We begin a new year with our feet on the ground, quite literally, with must-see dance performances, as well as talks by local authors on local history, and the unparalleled stargazing offered by the winter sky.
Local Authors, Local History
Various times and locations
Three Minnesota authors have published new books that examine diverse aspects of local history and are talking about their work this month. Mary Casanova will read from and sign copies of her newest young adult novel, Ice-Out
at 7 p.m. on Wednesday, January 18, at Hamline Midway Library
in St. Paul. In the book, Casanova returns to the Prohibition-era borderland of her novel Frozen
. Inspired by real events in early 1920s Minnesota, Ice-Out
blends young romance with moral and ethical questions.
Brian McMahon talks about his new book The Ford Century in Minnesota
at 7 p.m. on Tuesday, January 24, at the Minnesota History Center in St. Paul. In his book, McMahon documents the transformation of the Ford Motor Company’s operations in St. Paul through the Depression, the rise of the United Auto Workers Union and World War II, while integrating research on women in the workforce, competition from imported cars globalization and outsourcing, and the closing of the Twin Cities Assembly Plant.
Also on Tuesday, January 24, music journalist Jim Walsh will regale Prince fans with anecdotes from his book, Gold Experience: Following Prince in the
'90s at 7 p.m. Amsterdam Bar and Hall in St. Paul. As a columnist for the Pioneer Press,
Walsh saw it all: the 1994 NBA All-Star game after party and release bash for the single “The Most Beautiful Girl in the World”; after-hours parties at Erotic City, Glam Slam and Paisley Park; and Prince’s wedding to bandmate Mayte. And that’s just for starters.
Batsheva Dance Company
January 24, 7:30 p.m.
Northrop, University of Minnesota, Minneapolis
Why check out this Israeli dance company? Because Batsheva
has deep roots in MSP. New York choreographer Andrea Miller, a former Batsheva dancer, and her company have performed at The O’Shaughnessy in St. Paul. Zenon Dance Company, based in Minneapolis, has also twice commissioned Miller to choreograph new works for the company. The movement style that Batsheva’s founder Ohad Naharin originated, which is called gaga, is taught in the Twin Cities by Berit Ahlgren formerly of TU Dance in St. Paul.
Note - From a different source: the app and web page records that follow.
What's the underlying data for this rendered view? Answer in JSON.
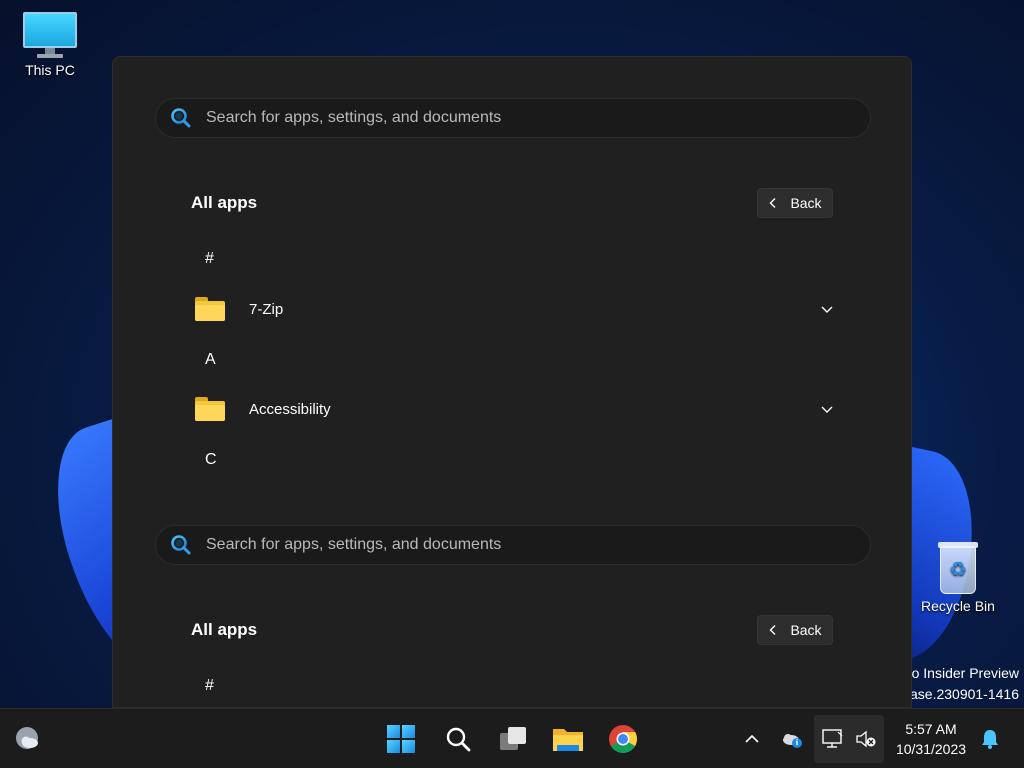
{
  "desktop": {
    "this_pc_label": "This PC",
    "recycle_bin_label": "Recycle Bin",
    "watermark_line1": "o Insider Preview",
    "watermark_line2": "ase.230901-1416"
  },
  "start_menu": {
    "search_placeholder": "Search for apps, settings, and documents",
    "all_apps_title": "All apps",
    "back_label": "Back",
    "sections": [
      {
        "letter": "#",
        "apps": [
          {
            "name": "7-Zip",
            "icon": "folder-icon",
            "expandable": true
          }
        ]
      },
      {
        "letter": "A",
        "apps": [
          {
            "name": "Accessibility",
            "icon": "folder-icon",
            "expandable": true
          }
        ]
      },
      {
        "letter": "C",
        "apps": []
      }
    ],
    "duplicate_search_placeholder": "Search for apps, settings, and documents",
    "duplicate_all_apps_title": "All apps",
    "duplicate_back_label": "Back",
    "duplicate_first_letter": "#"
  },
  "taskbar": {
    "pinned": [
      "weather-icon",
      "windows-start-icon",
      "search-icon",
      "task-view-icon",
      "file-explorer-icon",
      "chrome-icon"
    ],
    "tray_icons": [
      "chevron-up-icon",
      "onedrive-icon",
      "network-icon",
      "volume-muted-icon",
      "notification-bell-icon"
    ],
    "time": "5:57 AM",
    "date": "10/31/2023"
  },
  "colors": {
    "start_background": "#202020",
    "search_background": "#1a1a1a",
    "accent": "#4cc2ff",
    "folder_yellow": "#f5c83c"
  }
}
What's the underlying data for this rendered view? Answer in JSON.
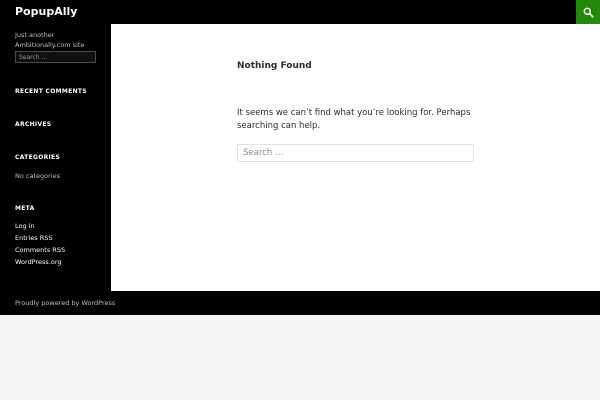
{
  "header": {
    "site_title": "PopupAlly",
    "search_icon": "search-icon",
    "accent_color": "#24890d"
  },
  "sidebar": {
    "tagline": "Just another Ambitionally.com site",
    "search_placeholder": "Search …",
    "recent_comments_title": "RECENT COMMENTS",
    "archives_title": "ARCHIVES",
    "categories_title": "CATEGORIES",
    "categories_empty": "No categories",
    "meta_title": "META",
    "meta_links": [
      "Log in",
      "Entries RSS",
      "Comments RSS",
      "WordPress.org"
    ]
  },
  "main": {
    "title": "Nothing Found",
    "message": "It seems we can’t find what you’re looking for. Perhaps searching can help.",
    "search_placeholder": "Search …"
  },
  "footer": {
    "credit": "Proudly powered by WordPress"
  }
}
And last fall, Israeli choreographer Sharon Eyal—who originated the gaga style with Naharin—was a 2016 McKnight International Resident Choreographer and set her work “Killer Pig” on James Sewell Ballet.
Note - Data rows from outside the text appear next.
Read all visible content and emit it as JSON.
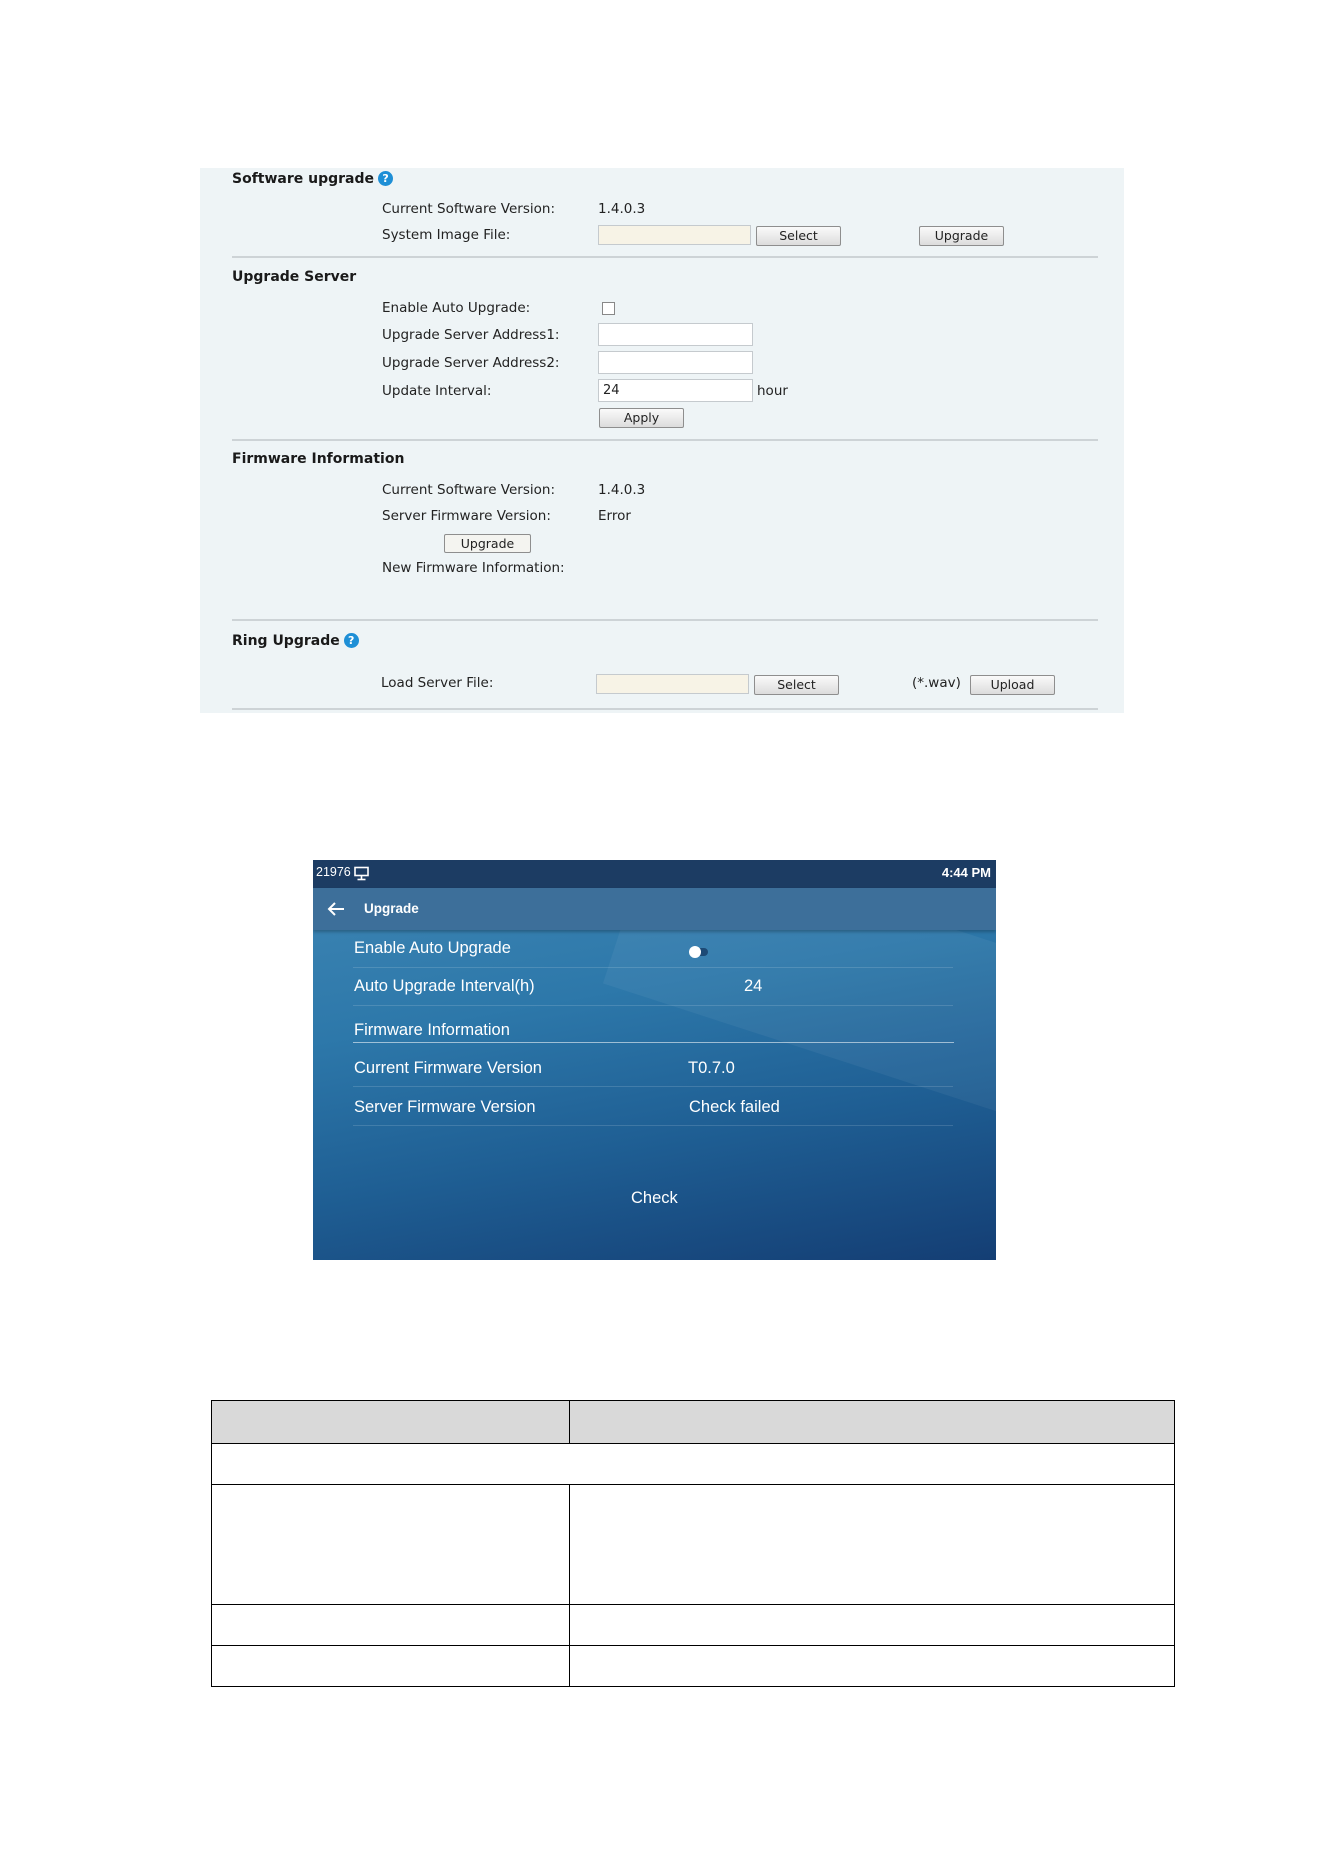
{
  "web_panel": {
    "software_upgrade": {
      "title": "Software upgrade",
      "help_icon": "?",
      "current_version_label": "Current Software Version:",
      "current_version_value": "1.4.0.3",
      "image_file_label": "System Image File:",
      "image_file_value": "",
      "select_label": "Select",
      "upgrade_label": "Upgrade"
    },
    "upgrade_server": {
      "title": "Upgrade Server",
      "auto_upgrade_label": "Enable Auto Upgrade:",
      "auto_upgrade_checked": false,
      "address1_label": "Upgrade Server Address1:",
      "address1_value": "",
      "address2_label": "Upgrade Server Address2:",
      "address2_value": "",
      "interval_label": "Update Interval:",
      "interval_value": "24",
      "interval_unit": "hour",
      "apply_label": "Apply"
    },
    "firmware_information": {
      "title": "Firmware Information",
      "current_version_label": "Current Software Version:",
      "current_version_value": "1.4.0.3",
      "server_version_label": "Server Firmware Version:",
      "server_version_value": "Error",
      "upgrade_label": "Upgrade",
      "new_info_label": "New Firmware Information:"
    },
    "ring_upgrade": {
      "title": "Ring Upgrade",
      "help_icon": "?",
      "load_file_label": "Load Server File:",
      "load_file_value": "",
      "select_label": "Select",
      "ext_hint": "(*.wav)",
      "upload_label": "Upload"
    }
  },
  "phone_panel": {
    "status_bar": {
      "extension": "21976",
      "time": "4:44 PM"
    },
    "app_bar": {
      "title": "Upgrade"
    },
    "rows": {
      "auto_upgrade_label": "Enable Auto Upgrade",
      "interval_label": "Auto Upgrade Interval(h)",
      "interval_value": "24",
      "firmware_header": "Firmware Information",
      "current_fw_label": "Current Firmware Version",
      "current_fw_value": "T0.7.0",
      "server_fw_label": "Server Firmware Version",
      "server_fw_value": "Check failed"
    },
    "check_label": "Check"
  },
  "colors": {
    "web_bg": "#eef4f6",
    "help_icon": "#1e8fd6",
    "phone_status_bar": "#1c3c63",
    "phone_app_bar": "#3d6f9a",
    "table_header": "#d9d9d9"
  }
}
Moreover, the Batsheva dancers—with their cool sensuality, lighting-flash technique, droll humor and political acuity—deliver performances that leave viewers breathless. On this program is a work titled “Decadance 2017,” a compilation of excerpts from a number of Naharin’s choreographies, including Z/na (1995), Kyr (1990), Telophaza (2006), Mabul (1992), Sadeh21 (2011), Zachacha (1998), Three (2005),and Max (2007). Woven into a seamless, coherent whole, and further seasoned with music ranging from samba to rock ‘n roll, the fast, furious, thrilling work will ground you in a blossoming trend in MSP contemporary dance. Tickets here
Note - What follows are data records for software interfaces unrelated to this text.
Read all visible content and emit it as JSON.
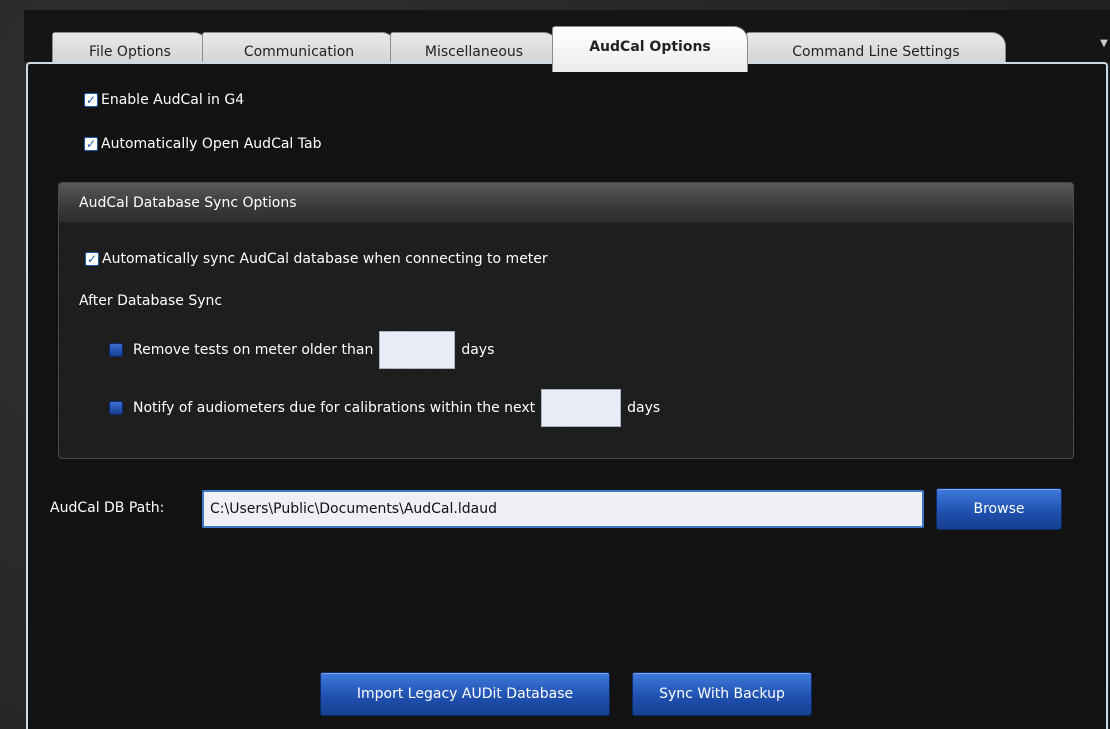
{
  "tabs": [
    {
      "label": "File Options"
    },
    {
      "label": "Communication"
    },
    {
      "label": "Miscellaneous"
    },
    {
      "label": "AudCal Options",
      "active": true
    },
    {
      "label": "Command Line Settings"
    }
  ],
  "tab_overflow_icon": "chevron-down-icon",
  "options": {
    "enable_audcal": {
      "label": "Enable AudCal in G4",
      "checked": true
    },
    "auto_open_tab": {
      "label": "Automatically Open AudCal Tab",
      "checked": true
    }
  },
  "sync_group": {
    "header": "AudCal Database Sync Options",
    "auto_sync": {
      "label": "Automatically sync AudCal database when connecting to meter",
      "checked": true
    },
    "after_sync_label": "After Database Sync",
    "remove_tests": {
      "label": "Remove tests on meter older than",
      "checked": false,
      "value": "",
      "unit": "days"
    },
    "notify": {
      "label": "Notify of audiometers due for calibrations within the next",
      "checked": false,
      "value": "",
      "unit": "days"
    }
  },
  "db_path": {
    "label": "AudCal DB Path:",
    "value": "C:\\Users\\Public\\Documents\\AudCal.ldaud",
    "browse_label": "Browse"
  },
  "actions": {
    "import_label": "Import Legacy AUDit Database",
    "sync_backup_label": "Sync With Backup"
  },
  "colors": {
    "accent_button": "#1e4fad",
    "panel_border": "#cfd9e2",
    "panel_bg": "#121212"
  }
}
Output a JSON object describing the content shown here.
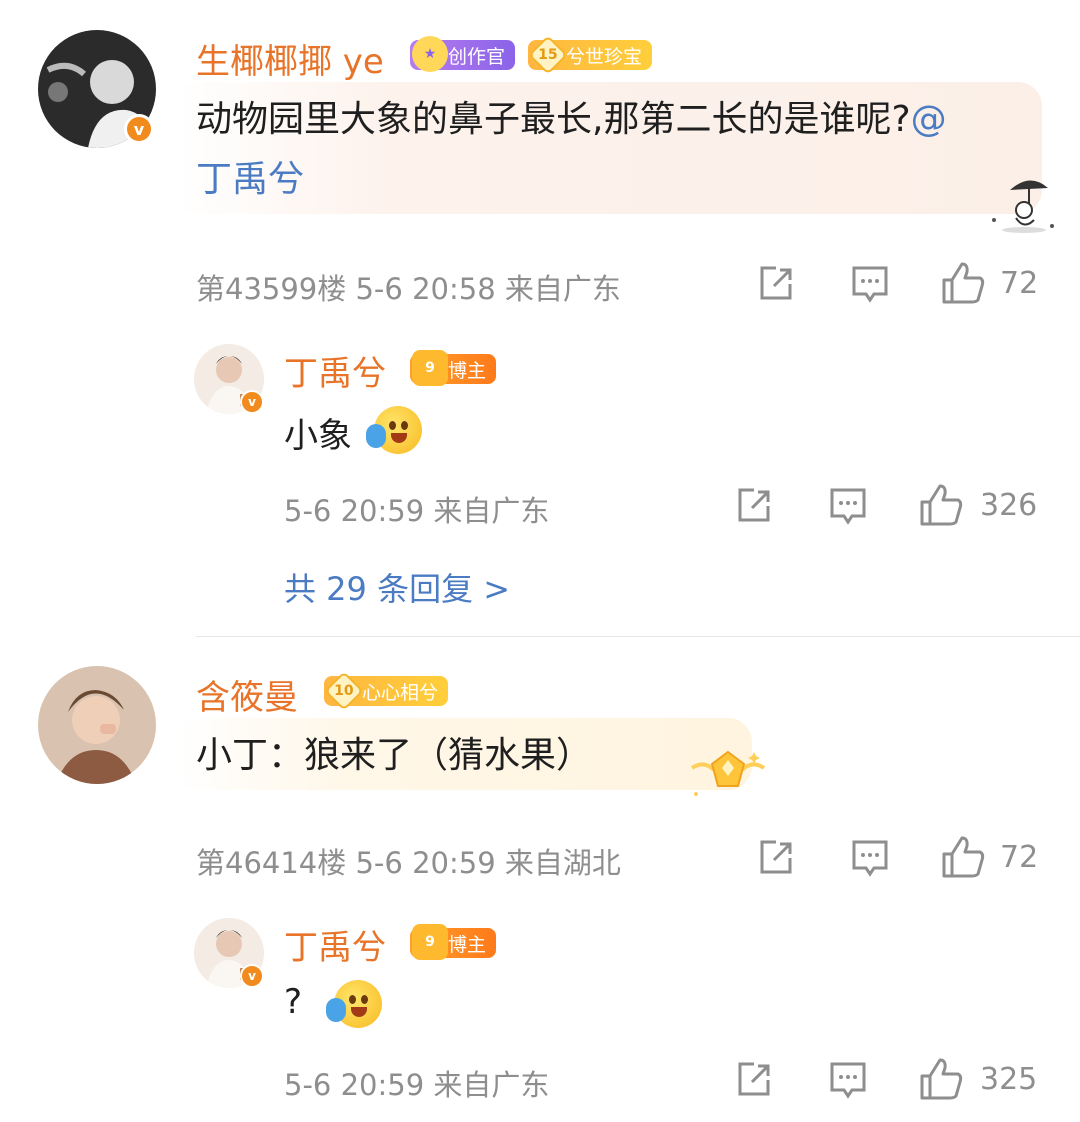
{
  "comments": [
    {
      "username": "生椰椰揶 ye",
      "badges": [
        "创作官",
        "兮世珍宝"
      ],
      "fan_level": "15",
      "text": "动物园里大象的鼻子最长,那第二长的是谁呢?",
      "mention": "@丁禹兮",
      "floor": "第43599楼",
      "time": "5-6 20:58",
      "location": "来自广东",
      "likes": "72",
      "reply": {
        "username": "丁禹兮",
        "badge": "博主",
        "text": "小象",
        "time": "5-6 20:59",
        "location": "来自广东",
        "likes": "326"
      },
      "more_replies": "共 29 条回复 >"
    },
    {
      "username": "含筱曼",
      "badges": [
        "心心相兮"
      ],
      "fan_level": "10",
      "text": "小丁：狼来了（猜水果）",
      "floor": "第46414楼",
      "time": "5-6 20:59",
      "location": "来自湖北",
      "likes": "72",
      "reply": {
        "username": "丁禹兮",
        "badge": "博主",
        "text": "?",
        "time": "5-6 20:59",
        "location": "来自广东",
        "likes": "325"
      }
    }
  ],
  "verified_mark": "v",
  "host_badge_icon": "9",
  "icons": {
    "share": "share-icon",
    "comment": "comment-icon",
    "like": "thumbs-up-icon"
  }
}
Tuesdays, 7-8 p.m.
Como Planetarium, St. Paul
Beat the cold with a visit to the Como Planetarium, a cheap and great date night excursion or outing for the whole family. Stars and planets during the winter night sky are brilliant and clear. Learn what can be seen during the cold, crisp winter months and enjoy a virtual trip through the solar system. More information here
Written in Water
Cowles Center for Dance and the Performing Arts
Ragamala Dance Company
continues to earn national accolades for its innovative work with the classical Indian dance form Bharatanatyam—interdisciplinary work that investigates the potential and dynamism inherent to merging the ancestral and the contemporary, secular and spiritual, rhythm and stillness. The company’s new piece, “Written in Water,”
is co-artistic directors’ Ranee and Aparna Ramaswamy's exploration of Paramapadam
(the 2nd century Indian board game upon which “Snakes and Ladders” is based), the 12th century Sufi text The Conference of the Birds
, and the philosophical and spiritual underpinnings of both. The work seamlessly integrates text, live music (a commissioned score from Amir ElSaffar
, known for his distinctive alchemy of contemporary jazz trumpet and Iraqi Maqam; and original Carnatic or South Indian compositions by India-based composer Prema Ramamurthy), and the sinuously poetic Bharatanatyam style of dance. Details here